SHUK HA’CARMEL (Carmel Market)
In HaCarmel St, we found this market that takes up the whole street. Food, souvenirs, clothes, typical sweets… You can’t miss it.
As I have told you, Tel-Aviv is a city full of life, both at day and night. There are lots of bars, restaurants, pubs and discos in which eat something or hae a drink. In “Kuli Alma” there was an exhibition of illustrations and in “Jimmy Who?” the music and environment were really cool.
Although gay marriage isn’t still allowed, it is the most open city of Middle East in this sense. While in nearby countries homosexuality is a crime, in Tel-Aviv you can express it and show it in public, and you won’t have any problem. An open city always have a positive point for me, although I hope that they keep on progressing, so that equality would be total very soon.

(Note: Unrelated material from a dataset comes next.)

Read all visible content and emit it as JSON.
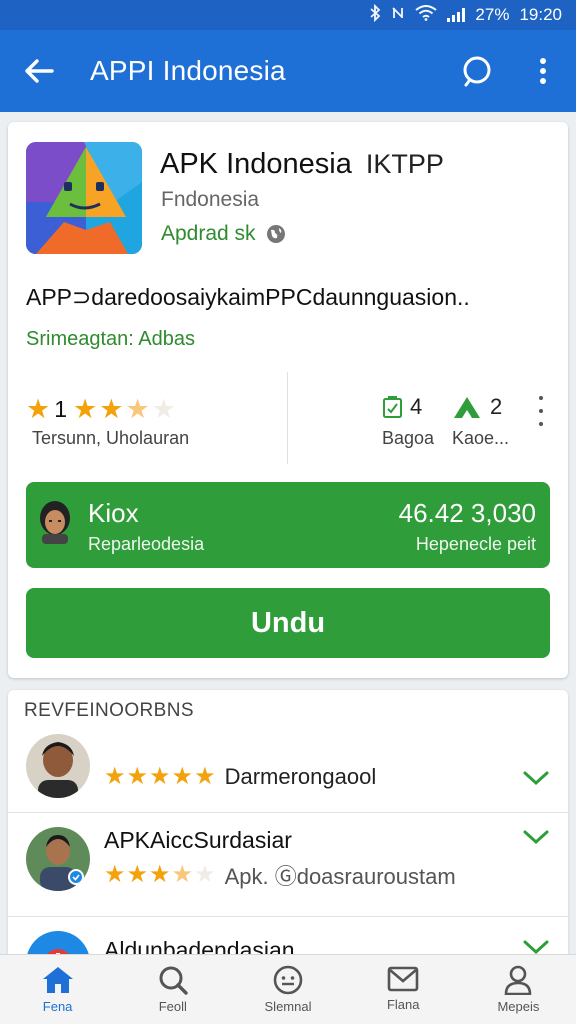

It also surprised me the large amount of contemporary art galleries that there were in the city. I’m not an expert, but I usually like this type of arte and I always try to visit all the museums I can. So I was pleasant surprised knowing that here art is valued.
And that was our trip to Israel, to sum up. I was surprised by the contrasts of tradition and modernity, the religious fervour (mainly the christians), the culture shock in some places, specially in the clothing. But what surprised me more above all, was the tolerance among religions and cultures.
I don’t deny that in other places of Israel this peace is not real, in the first post I took a stance related to this. But as a tourist in this two cities, there is no insecurity feeling, at least we didn’t have it.
It was an unexpected trip, almost improvised, and despite of being in conflict with myself even nowadays as I told you in my first post about Israel, it was an unforgettable experience. Every trip I do gives me something different, but the ones I do with my favourite (physio)therapist are special. Furthermore, also came Nuria, who is really charming and it was a pleasure knowing her.